On March 16, 2020, the Canada Pension Plan Investment Board purchased more than 21 million common shares of Essential Utilities for $ 750 million. Andriole noted that the cost was $ 34.62 per share and that by September 7, the value had risen to $ 48.99 per share.
Andriole also wrote that rates would be doubled if Aqua bought the system and “water service would become unaffordable for over 61% of city residents.”
He wrote that CWA’s average residential water bill is $ 366.48 per year and assumed it would be $ 809.76 under Aqua’s pricing structure.
“These problems for the City and its residents can be avoided by keeping Aqua outside and keeping the CWA in the hands of the public. The focus should not be on increasing dividends to large Aqua shareholders like the Canada Pension Plan Investment Board, ”said Andriole.
Franklin refuted Andriole’s claims.
“The letter is absurd and loaded with conspiracy theory and just not helpful,” said the CEO, explaining that the Canada Pension Plan Investment Board is like any member of the public who is entitled to buy shares in a company. “We pay dividends like all companies do… Vanguard is our number one holder of our shares.
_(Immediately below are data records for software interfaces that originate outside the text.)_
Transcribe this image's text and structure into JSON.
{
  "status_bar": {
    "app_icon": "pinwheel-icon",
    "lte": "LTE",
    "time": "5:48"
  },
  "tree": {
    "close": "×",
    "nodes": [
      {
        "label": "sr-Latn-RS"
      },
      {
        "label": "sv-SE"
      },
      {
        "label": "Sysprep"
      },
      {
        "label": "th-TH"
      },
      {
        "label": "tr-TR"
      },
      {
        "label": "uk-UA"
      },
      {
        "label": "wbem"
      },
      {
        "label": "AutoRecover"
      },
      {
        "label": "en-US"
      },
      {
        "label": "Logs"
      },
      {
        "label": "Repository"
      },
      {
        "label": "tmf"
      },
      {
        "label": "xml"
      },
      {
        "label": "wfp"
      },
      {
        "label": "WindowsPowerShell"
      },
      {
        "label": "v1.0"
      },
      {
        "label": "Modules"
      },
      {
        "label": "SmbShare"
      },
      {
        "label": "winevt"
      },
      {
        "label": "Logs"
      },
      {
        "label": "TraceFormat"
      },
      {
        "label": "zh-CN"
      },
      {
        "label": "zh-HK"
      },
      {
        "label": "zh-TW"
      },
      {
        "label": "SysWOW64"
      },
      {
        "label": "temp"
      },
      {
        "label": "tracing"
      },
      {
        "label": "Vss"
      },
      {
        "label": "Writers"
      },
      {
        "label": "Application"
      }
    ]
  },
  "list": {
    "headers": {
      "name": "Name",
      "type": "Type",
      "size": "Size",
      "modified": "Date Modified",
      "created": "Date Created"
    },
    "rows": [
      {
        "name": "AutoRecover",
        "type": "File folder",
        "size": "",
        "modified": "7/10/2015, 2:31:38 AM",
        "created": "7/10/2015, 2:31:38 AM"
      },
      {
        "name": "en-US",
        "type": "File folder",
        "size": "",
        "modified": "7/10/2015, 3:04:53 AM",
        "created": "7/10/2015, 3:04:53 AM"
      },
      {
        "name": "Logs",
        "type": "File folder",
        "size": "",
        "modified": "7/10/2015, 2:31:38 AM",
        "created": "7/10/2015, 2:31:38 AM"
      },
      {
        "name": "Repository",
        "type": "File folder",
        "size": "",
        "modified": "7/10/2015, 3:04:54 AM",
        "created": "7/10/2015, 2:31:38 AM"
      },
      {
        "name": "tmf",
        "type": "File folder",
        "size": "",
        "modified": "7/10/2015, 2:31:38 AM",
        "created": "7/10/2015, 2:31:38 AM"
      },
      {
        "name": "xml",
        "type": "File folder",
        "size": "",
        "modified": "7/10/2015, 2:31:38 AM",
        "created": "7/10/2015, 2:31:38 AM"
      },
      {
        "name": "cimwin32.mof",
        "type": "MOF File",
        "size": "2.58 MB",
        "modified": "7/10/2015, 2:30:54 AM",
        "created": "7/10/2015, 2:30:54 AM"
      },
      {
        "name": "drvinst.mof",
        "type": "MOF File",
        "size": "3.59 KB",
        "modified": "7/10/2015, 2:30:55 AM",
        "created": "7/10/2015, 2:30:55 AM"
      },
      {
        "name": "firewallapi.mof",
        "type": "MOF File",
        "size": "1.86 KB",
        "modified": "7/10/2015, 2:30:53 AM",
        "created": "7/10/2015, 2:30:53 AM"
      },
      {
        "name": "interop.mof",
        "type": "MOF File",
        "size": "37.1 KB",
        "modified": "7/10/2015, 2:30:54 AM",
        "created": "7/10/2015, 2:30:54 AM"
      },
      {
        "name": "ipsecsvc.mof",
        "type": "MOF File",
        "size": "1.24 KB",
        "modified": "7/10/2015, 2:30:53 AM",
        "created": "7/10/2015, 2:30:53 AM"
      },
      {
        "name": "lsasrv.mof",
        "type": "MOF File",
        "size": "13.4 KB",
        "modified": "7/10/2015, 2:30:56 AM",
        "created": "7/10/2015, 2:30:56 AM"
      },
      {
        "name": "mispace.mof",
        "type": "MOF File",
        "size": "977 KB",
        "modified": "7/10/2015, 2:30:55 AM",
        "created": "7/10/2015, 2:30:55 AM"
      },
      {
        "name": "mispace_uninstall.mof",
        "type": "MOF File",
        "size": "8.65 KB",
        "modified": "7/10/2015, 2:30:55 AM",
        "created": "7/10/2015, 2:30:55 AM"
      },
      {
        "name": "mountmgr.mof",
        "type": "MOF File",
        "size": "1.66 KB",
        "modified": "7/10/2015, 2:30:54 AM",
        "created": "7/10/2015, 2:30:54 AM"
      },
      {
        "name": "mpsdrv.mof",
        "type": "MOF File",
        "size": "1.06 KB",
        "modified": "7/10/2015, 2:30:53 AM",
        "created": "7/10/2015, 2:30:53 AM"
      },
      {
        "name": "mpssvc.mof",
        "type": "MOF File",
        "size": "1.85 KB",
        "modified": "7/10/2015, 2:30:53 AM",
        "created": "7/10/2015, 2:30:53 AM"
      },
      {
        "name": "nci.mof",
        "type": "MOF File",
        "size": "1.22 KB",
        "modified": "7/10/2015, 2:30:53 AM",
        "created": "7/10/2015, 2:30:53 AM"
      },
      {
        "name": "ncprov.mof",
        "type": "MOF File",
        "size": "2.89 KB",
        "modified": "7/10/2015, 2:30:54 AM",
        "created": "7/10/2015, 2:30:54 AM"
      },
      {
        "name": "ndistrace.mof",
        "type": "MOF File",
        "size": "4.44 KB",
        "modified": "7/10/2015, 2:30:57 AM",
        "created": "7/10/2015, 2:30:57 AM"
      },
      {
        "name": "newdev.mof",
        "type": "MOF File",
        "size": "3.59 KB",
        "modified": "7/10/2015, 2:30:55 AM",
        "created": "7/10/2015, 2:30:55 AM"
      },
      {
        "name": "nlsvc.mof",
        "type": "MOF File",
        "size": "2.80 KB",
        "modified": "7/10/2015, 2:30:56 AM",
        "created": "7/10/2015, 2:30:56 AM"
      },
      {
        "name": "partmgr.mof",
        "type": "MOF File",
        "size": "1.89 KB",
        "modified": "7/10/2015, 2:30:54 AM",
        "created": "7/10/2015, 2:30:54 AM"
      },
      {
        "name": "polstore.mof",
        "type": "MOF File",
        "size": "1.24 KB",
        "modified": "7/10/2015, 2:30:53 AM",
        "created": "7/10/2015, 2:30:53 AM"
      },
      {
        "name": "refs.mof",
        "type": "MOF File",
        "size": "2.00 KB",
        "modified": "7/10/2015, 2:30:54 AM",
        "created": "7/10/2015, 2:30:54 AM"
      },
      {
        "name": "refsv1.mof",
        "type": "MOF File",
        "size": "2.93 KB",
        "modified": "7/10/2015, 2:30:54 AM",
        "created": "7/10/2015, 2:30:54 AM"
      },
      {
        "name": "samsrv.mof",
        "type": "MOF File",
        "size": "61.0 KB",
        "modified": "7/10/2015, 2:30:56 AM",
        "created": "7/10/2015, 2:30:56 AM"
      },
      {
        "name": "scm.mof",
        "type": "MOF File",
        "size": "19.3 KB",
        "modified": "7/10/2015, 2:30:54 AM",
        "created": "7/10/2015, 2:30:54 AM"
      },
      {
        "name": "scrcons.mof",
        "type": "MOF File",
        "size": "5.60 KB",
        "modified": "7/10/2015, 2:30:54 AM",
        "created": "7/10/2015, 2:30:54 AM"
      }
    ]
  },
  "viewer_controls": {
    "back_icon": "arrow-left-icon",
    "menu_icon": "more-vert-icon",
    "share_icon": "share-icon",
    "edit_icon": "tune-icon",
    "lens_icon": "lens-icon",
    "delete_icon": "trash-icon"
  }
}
Are we funding Vanguard’s Malvern campus? Of course not.”
Regarding the impact of tariffs on Chester taxpayers in the event of a sale of Aqua / Essential Utilities, Franklin said his business has been consistent from the start of this process.
“Our plan would be to set up a trust that would take part of the proceeds and offset the rates for 10 years,” he said. “(CWA Lawyer) Frank Catania never said what his tariffs would do in 10 years.”
And even in the 10th or 11th year, Franklin said the rates wouldn’t automatically change to the full Aqua rate.
Additionally, Franklin noted that the CWA said it would fund a $ 60 million offer to the City of Chester for the assets through a 10% increase.
As for low-income taxpayers, Franklin said that Essential is in the process of creating a universal service fund, a water utility equivalent to the Home Energy Assistance Program for Low-Income People provided. by public services like PECO.
“We will be the first water utility in Pennsylvania to have a universal service fund,” Franklin said. “We will have a safety net to make sure people can pay their water bills.”
Franklin has expressed concern over a right to know request his company has made to the CWA for over a year to determine what the legal fees for Catania and her team are.
“They laid off employees,” Franklin said of the CWA. “Are they spending that much on legal fees? I am preoccupied. I am very worried about what is going on there.
He said the courts have established that the City of Chester is the rightful owner of CWA’s assets.
“I understand that Mr. Catania is probably desperate at this point,” he said. “Sir. Catania thought he could steal it from them.
Now he said it was time to focus on good operations and the transparency of a public service.
“The city really needs another anchor business like ours to provide jobs and services,” Franklin said, noting the millions that Aqua and Essential provide to community organizations each year. “They just need another business like us.”